The interesting thing about antibodies is that at the onset of diabetes, when it first starts, about 95% of patients have antibodies to islets present in their blood. Each year as diabetes goes along fewer and fewer patients have antibodies so that when diabetes has been present for 20 years only about 5% of people have antibodies to islets. Thus the window of opportunity is large. Also to answer another question, it is clear that this form of treatment will not only apply to newly diagnosed diabetics.”

ah, then maybe instead of never disappearing, they do disappear, but our bodies retain the capacity to rapidly make them again if needed?

Probably, though I think the body can forget and need to be retrained eventually, as in revaccinations.

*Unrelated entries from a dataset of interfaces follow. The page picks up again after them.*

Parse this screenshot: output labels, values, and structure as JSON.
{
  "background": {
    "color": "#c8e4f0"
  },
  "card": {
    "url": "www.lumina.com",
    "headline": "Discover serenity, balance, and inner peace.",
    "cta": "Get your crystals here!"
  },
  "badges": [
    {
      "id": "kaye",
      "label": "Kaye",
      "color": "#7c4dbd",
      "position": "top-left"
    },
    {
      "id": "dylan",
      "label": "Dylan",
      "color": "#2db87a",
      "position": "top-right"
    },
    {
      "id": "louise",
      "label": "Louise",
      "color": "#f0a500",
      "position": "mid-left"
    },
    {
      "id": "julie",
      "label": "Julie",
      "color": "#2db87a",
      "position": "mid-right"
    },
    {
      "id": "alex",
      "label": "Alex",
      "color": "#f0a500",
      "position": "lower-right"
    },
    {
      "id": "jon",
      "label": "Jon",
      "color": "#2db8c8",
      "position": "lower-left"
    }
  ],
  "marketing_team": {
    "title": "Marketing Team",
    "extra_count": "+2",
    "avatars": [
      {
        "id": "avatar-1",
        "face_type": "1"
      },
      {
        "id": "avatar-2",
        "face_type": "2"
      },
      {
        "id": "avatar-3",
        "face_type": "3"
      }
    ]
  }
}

What’s interesting is that most T1 diabetics still maintain some minimal detectable c-peptide production even decades out, which suggests that there are still a few beta cells hanging around. Saw this in one of my parents’ copies of “Endocrine Today” or some other medical trade rag. Not clear why, in the absence of all antibodies, these shouldn’t start to regenerate. Of course, there are several unknowns - if there are some small quantity of antibodies (below the detectable levels with the current titers), how long beta cells take to regenerate/reproduce, what kind of a beta cell mass you’d need to have around to start noticing it, and whether taking exogenous insulin (which, as we know, suppresses to some degree production of endogenous insulin) has the effect of slowing/preventing beta cell regeneration. On those questions, ask someone who actually has a clue :slight_smile: